Sunday, November 16, 2014

Deposition Tweeting

Everyone knows that Illinois prohibits tweeting while operating a motor vehicle. 625 ILCS 5/12-610.2 (here) bans the use of any electronic communication device when driving. Avid cyclists also know that a Chicago ordinance (here) prohibits tweeting while operating a bicycle. Going a step further, one judge believes that lawyers should not tweet while conducting a deposition.

According to an ABA Journal article (here), a Texas state court judge has barred live tweets during the deposition of a former county sheriff who is being sued for allegedly receiving illegal campaign contributions. Lamenting the lack of guidance on the live-tweeting issue, the judge accurately observed that “[o]ur technology is far out pacing our ability to formulate rules.”

If an Illinois judge allowed the tweeting of deposition testimony, Illinois Rule of Professional Conduct 1.6(a) would require that the tweeting lawyer first obtain her client’s informed consent. Rule 1.6(a) prohibits an attorney from revealing information relating to the representation of a client without the client’s informed consent. That prohibition applies to all information regarding the representation and is not limited to secret or confidential information, or information received from the client.  And even if an Illinois judge does permit deposition tweeting and a client is willing to consent, hopefully counsel will devote his time and energy at the deposition to adequately representing his client rather than to keeping his “followers” updated or entertained.

Monday, November 3, 2014

Election Ballot "Selfies"

In the late 1800s, New Hampshire enacted legislation prohibiting voters from showing their completed ballots to anyone for the purpose of proving how they voted. The statute sought to address the apparently widespread problem of politicians purchasing votes for their candidates. Effective September 1, 2014, the New Hampshire legislature updated the law to specifically prohibit persons from “taking a digital image or photograph of his or her marked ballot and distributing or showing the image via social media or by any other means.” The American Civil Liberties Union has filed suit claiming that the law violates the First Amendment.

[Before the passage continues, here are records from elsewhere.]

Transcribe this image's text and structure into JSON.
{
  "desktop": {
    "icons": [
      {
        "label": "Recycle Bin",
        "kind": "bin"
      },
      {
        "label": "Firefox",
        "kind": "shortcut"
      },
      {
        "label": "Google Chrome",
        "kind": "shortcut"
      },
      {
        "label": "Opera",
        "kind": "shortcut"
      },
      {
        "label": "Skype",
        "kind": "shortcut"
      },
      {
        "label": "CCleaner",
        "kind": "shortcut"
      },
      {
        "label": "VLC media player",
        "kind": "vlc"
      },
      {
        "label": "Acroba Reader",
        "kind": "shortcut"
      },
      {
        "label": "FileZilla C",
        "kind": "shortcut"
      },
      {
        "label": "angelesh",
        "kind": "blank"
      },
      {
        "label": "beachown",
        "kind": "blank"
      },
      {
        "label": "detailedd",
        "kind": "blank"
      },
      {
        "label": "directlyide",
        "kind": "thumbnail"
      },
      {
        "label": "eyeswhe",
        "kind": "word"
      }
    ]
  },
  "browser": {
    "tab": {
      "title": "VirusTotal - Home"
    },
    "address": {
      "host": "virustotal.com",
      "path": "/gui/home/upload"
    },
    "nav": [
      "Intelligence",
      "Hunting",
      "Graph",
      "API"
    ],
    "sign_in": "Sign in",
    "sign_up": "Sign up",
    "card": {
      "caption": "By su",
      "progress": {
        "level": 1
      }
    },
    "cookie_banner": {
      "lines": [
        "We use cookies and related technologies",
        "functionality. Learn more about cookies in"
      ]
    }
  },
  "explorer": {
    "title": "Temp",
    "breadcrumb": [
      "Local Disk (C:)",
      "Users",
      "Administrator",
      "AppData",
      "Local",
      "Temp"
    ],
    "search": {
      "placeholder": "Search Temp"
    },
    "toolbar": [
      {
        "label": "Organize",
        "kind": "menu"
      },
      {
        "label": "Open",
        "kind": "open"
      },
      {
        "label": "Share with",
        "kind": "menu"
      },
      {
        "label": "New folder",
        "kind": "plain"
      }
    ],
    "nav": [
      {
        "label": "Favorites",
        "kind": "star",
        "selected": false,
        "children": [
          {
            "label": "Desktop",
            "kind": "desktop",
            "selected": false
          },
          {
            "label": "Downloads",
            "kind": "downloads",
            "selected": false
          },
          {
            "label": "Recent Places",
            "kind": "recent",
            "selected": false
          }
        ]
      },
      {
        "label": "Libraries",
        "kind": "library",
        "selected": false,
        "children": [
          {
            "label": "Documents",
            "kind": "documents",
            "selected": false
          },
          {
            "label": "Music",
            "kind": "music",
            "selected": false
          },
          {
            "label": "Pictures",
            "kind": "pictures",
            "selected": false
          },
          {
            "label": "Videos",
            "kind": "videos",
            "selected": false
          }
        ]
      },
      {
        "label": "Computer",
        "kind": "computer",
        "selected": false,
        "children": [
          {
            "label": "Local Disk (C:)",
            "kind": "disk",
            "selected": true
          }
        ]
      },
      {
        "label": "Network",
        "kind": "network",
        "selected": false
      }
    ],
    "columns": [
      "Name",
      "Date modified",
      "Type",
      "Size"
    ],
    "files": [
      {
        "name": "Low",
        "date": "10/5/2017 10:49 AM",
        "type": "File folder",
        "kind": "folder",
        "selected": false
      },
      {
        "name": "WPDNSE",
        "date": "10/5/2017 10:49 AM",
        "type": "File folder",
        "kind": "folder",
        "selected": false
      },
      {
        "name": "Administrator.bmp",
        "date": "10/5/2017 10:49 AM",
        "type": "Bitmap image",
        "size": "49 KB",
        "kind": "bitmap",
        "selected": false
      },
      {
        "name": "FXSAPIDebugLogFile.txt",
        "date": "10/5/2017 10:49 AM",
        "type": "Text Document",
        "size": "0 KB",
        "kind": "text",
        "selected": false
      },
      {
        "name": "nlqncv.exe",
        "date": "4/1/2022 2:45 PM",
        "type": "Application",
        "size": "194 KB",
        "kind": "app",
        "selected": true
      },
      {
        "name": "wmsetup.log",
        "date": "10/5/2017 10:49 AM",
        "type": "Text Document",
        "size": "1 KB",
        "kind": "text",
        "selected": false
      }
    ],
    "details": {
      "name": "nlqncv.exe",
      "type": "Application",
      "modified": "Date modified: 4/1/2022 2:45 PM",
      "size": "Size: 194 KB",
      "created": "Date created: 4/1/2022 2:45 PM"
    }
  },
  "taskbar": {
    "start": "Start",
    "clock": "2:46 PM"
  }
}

Illinois does not have a similar statute. Section 29-9 of the Illinois Election Code makes it a Class 4 felony for a person to “knowingly mark[] his ballot or cast[] his vote on a voting machine or voting device so that it can be observed by another person.” Section 29-9 also prohibits anyone from knowingly observing a voter marking a ballot. And while a Peoria Journal Star article  indicates that it might be a violation of this statute to take a photograph of a completed ballot and then post it on social media, that interpretation seems strained.  The statute is clearly intended to prevent a person from standing in such proximity to a voter in the polling place so as to allow observation of the actual act of voting. The law does not mention displaying a completed ballot after the fact. Even a New York law that specifically prohibits showing a marked ballot to another has reportedly been interpreted by lawyers of the New York State Board of Elections as not prohibiting the posting of a ballot photograph on Facebook.

Whether legal or illegal under the Election Code, people might consider the advisability of displaying their voting record on the internet in perpetuity.